'Spirited Away' Wins Animation Award
Reviewed By Hitoshi URABE
"'Spirited Away' Wins Animation Award"
(by The Associated Press) New York Times
Hayao Miyazaki is recognized as one of the most creative storyteller using anime, a method which has not been necessarily regarded as a sophisticated means to convey a meaningful message, where perhaps Walt Disney was a rare exception.
Born in 1941, after being graduated from Gakushuin University, he started his career as an animator with Toei, a major movie company. After switching to a smaller filmmaker specialized in anime a few years later, he gradually began to reveal his talent.
He started writing "Nausicaa of the Valley of Wind" in a form of a comic strip in 1982 for 'Animage', a magazine dedicated to comic strips, and it gradually brought peoples' attention. "Nausicaa" was put onto film in 1984, and despite, or perhaps because of, its serious theme and sober representation, it attracted a significant volume of audience, many of which were to become dedicated admirers. (In fact, the comic strip version of "Nausicaa" continued on the magazine to be completed a decade later, in 1994, by Mr Miyazaki, making it a story of its own, apart from the anime version.)

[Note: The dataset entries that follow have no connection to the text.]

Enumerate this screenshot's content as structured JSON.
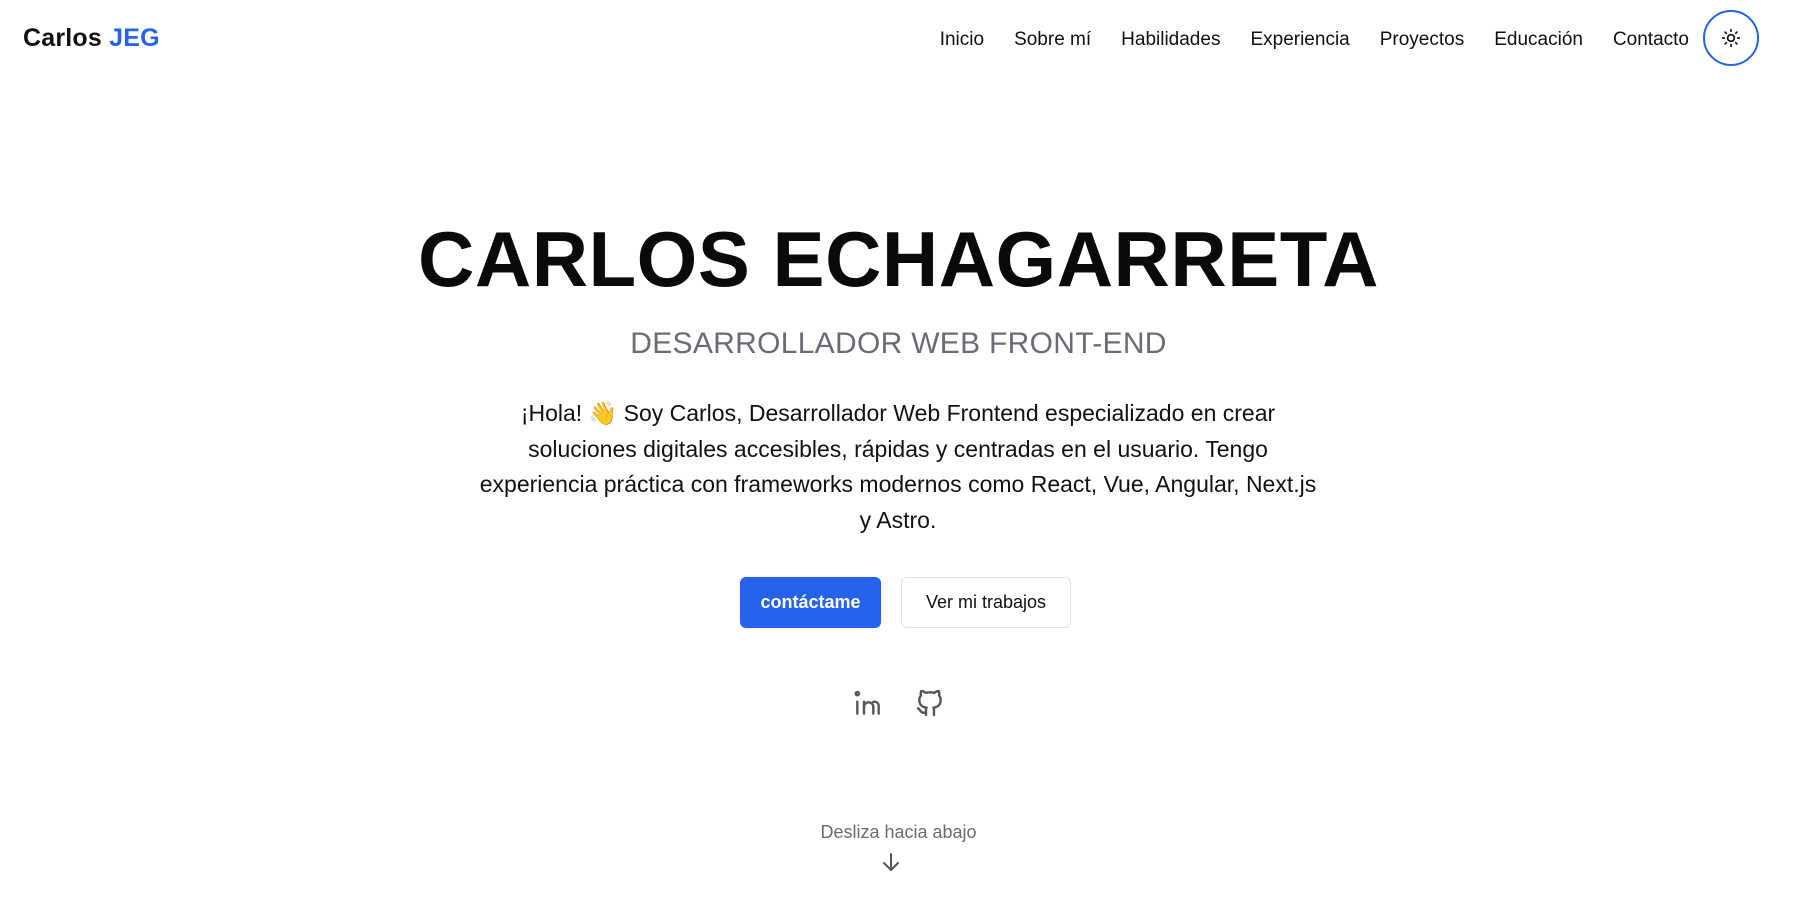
{
  "header": {
    "logo_first": "Carlos",
    "logo_accent": "JEG",
    "nav": [
      {
        "label": "Inicio"
      },
      {
        "label": "Sobre mí"
      },
      {
        "label": "Habilidades"
      },
      {
        "label": "Experiencia"
      },
      {
        "label": "Proyectos"
      },
      {
        "label": "Educación"
      },
      {
        "label": "Contacto"
      }
    ],
    "theme_icon": "sun-icon"
  },
  "hero": {
    "name": "CARLOS ECHAGARRETA",
    "role": "DESARROLLADOR WEB FRONT-END",
    "intro": "¡Hola! 👋 Soy Carlos, Desarrollador Web Frontend especializado en crear soluciones digitales accesibles, rápidas y centradas en el usuario. Tengo experiencia práctica con frameworks modernos como React, Vue, Angular, Next.js y Astro.",
    "primary_button": "contáctame",
    "secondary_button": "Ver mi trabajos"
  },
  "social": {
    "icons": [
      "linkedin-icon",
      "github-icon"
    ]
  },
  "scroll": {
    "label": "Desliza hacia abajo",
    "icon": "arrow-down-icon"
  },
  "colors": {
    "accent": "#2563eb",
    "muted": "#6b6b76",
    "text": "#111111"
  }
}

Since then, he has created a number of anime movies, "Laputa: Castle in the Sky" (1986), "My Neighbor Totoro" (1988), "Kiki's Delivery Service" (1989), "Porco Rosso" (1992), and "Princess Mononoke" (1997). "Princess Mononoke" set a new record for a Japanese film by earning more than $150 million, and was the first of his anime to be formally introduced abroad, winning recognitions of foreign critics.

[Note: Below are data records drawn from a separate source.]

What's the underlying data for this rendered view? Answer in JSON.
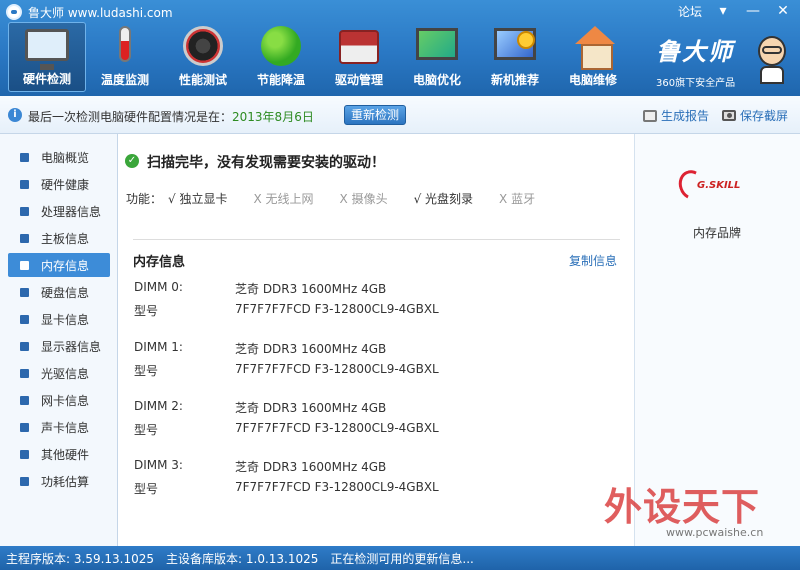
{
  "window": {
    "title": "鲁大师 www.ludashi.com",
    "forum_label": "论坛"
  },
  "nav": [
    {
      "label": "硬件检测",
      "icon": "monitor-magnifier-icon"
    },
    {
      "label": "温度监测",
      "icon": "thermometer-icon"
    },
    {
      "label": "性能测试",
      "icon": "speed-gauge-icon"
    },
    {
      "label": "节能降温",
      "icon": "clover-icon"
    },
    {
      "label": "驱动管理",
      "icon": "toolbox-icon"
    },
    {
      "label": "电脑优化",
      "icon": "screen-optimize-icon"
    },
    {
      "label": "新机推荐",
      "icon": "new-pc-medal-icon"
    },
    {
      "label": "电脑维修",
      "icon": "house-repair-icon"
    }
  ],
  "brand": {
    "name": "鲁大师",
    "slogan": "360旗下安全产品"
  },
  "infobar": {
    "text": "最后一次检测电脑硬件配置情况是在：",
    "date": "2013年8月6日",
    "recheck_label": "重新检测",
    "report_label": "生成报告",
    "screenshot_label": "保存截屏"
  },
  "sidebar": [
    "电脑概览",
    "硬件健康",
    "处理器信息",
    "主板信息",
    "内存信息",
    "硬盘信息",
    "显卡信息",
    "显示器信息",
    "光驱信息",
    "网卡信息",
    "声卡信息",
    "其他硬件",
    "功耗估算"
  ],
  "main": {
    "scan_message": "扫描完毕，没有发现需要安装的驱动！",
    "features_label": "功能：",
    "features": [
      {
        "text": "√ 独立显卡",
        "enabled": true
      },
      {
        "text": "X 无线上网",
        "enabled": false
      },
      {
        "text": "X 摄像头",
        "enabled": false
      },
      {
        "text": "√ 光盘刻录",
        "enabled": true
      },
      {
        "text": "X 蓝牙",
        "enabled": false
      }
    ],
    "section_title": "内存信息",
    "copy_label": "复制信息",
    "dimms": [
      {
        "slot": "DIMM 0:",
        "desc": "芝奇 DDR3 1600MHz 4GB",
        "model_label": "型号",
        "model": "7F7F7F7FCD F3-12800CL9-4GBXL"
      },
      {
        "slot": "DIMM 1:",
        "desc": "芝奇 DDR3 1600MHz 4GB",
        "model_label": "型号",
        "model": "7F7F7F7FCD F3-12800CL9-4GBXL"
      },
      {
        "slot": "DIMM 2:",
        "desc": "芝奇 DDR3 1600MHz 4GB",
        "model_label": "型号",
        "model": "7F7F7F7FCD F3-12800CL9-4GBXL"
      },
      {
        "slot": "DIMM 3:",
        "desc": "芝奇 DDR3 1600MHz 4GB",
        "model_label": "型号",
        "model": "7F7F7F7FCD F3-12800CL9-4GBXL"
      }
    ]
  },
  "right_panel": {
    "logo_text": "G.SKILL",
    "caption": "内存品牌"
  },
  "watermark": {
    "main": "外设天下",
    "sub": "www.pcwaishe.cn"
  },
  "statusbar": {
    "program_version": "主程序版本: 3.59.13.1025",
    "db_version": "主设备库版本: 1.0.13.1025",
    "update_status": "正在检测可用的更新信息..."
  },
  "colors": {
    "header_blue": "#2a78c4",
    "active_item": "#3d8cd8",
    "date_green": "#2e8b22",
    "link_blue": "#2a6fb8"
  }
}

There was no doubt for "Spirited Away" to become a hit within Japan, as it was a long awaited anime by already established admirers of Mr Miyazaki, and was brought out with ample and effective advance publicity. But apparently Mr Miyazaki was somewhat skeptical about it being accepted abroad as he was uncertain as to whether the theme and sentiment of the film could be understood in cultures outside Japan. Winning the Golden Bear, the grand prize, at Berlin Film Festival blew away the cobwebs, and cleared the way for global success, critically and commercially.

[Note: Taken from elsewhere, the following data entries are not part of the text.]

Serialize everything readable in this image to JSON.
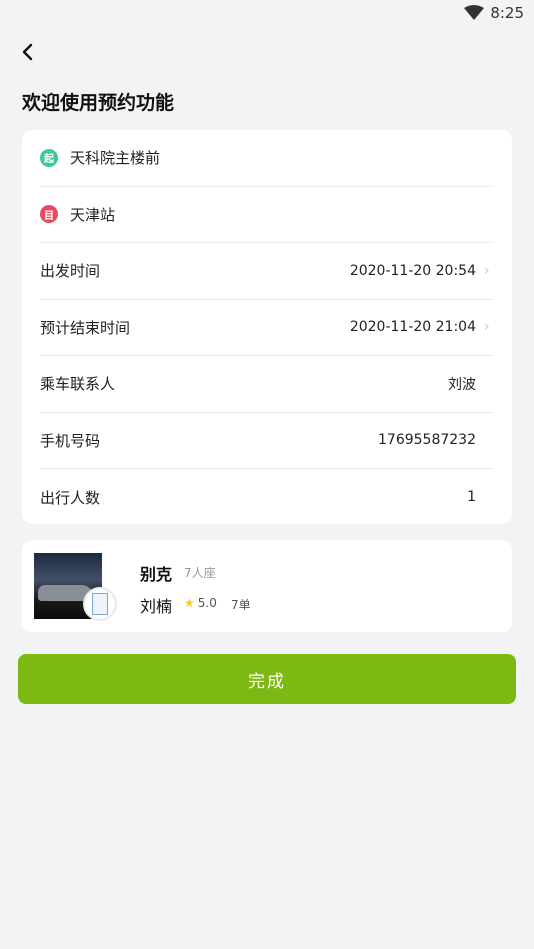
{
  "status_bar": {
    "time": "8:25",
    "wifi_icon": "wifi-icon"
  },
  "header": {
    "back_icon": "chevron-left-icon",
    "title": "欢迎使用预约功能"
  },
  "form": {
    "start": {
      "badge": "起",
      "badge_color": "#3dc89a",
      "text": "天科院主楼前"
    },
    "end": {
      "badge": "目",
      "badge_color": "#e84a5f",
      "text": "天津站"
    },
    "rows": [
      {
        "label": "出发时间",
        "value": "2020-11-20 20:54",
        "has_chevron": true
      },
      {
        "label": "预计结束时间",
        "value": "2020-11-20 21:04",
        "has_chevron": true
      },
      {
        "label": "乘车联系人",
        "value": "刘波",
        "has_chevron": false
      },
      {
        "label": "手机号码",
        "value": "17695587232",
        "has_chevron": false
      },
      {
        "label": "出行人数",
        "value": "1",
        "has_chevron": false
      }
    ]
  },
  "driver": {
    "car_name": "别克",
    "seats": "7人座",
    "driver_name": "刘楠",
    "rating": "5.0",
    "orders": "7单"
  },
  "actions": {
    "done_label": "完成",
    "accent": "#7eb913"
  }
}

"Spirited Away" should bring in their minds of young people almost forgotten memories of fairies and witches, along with new hopes. And, of course, this anime is recommended for adults who claim to have grown out of fantasies, for them to recoup that zest.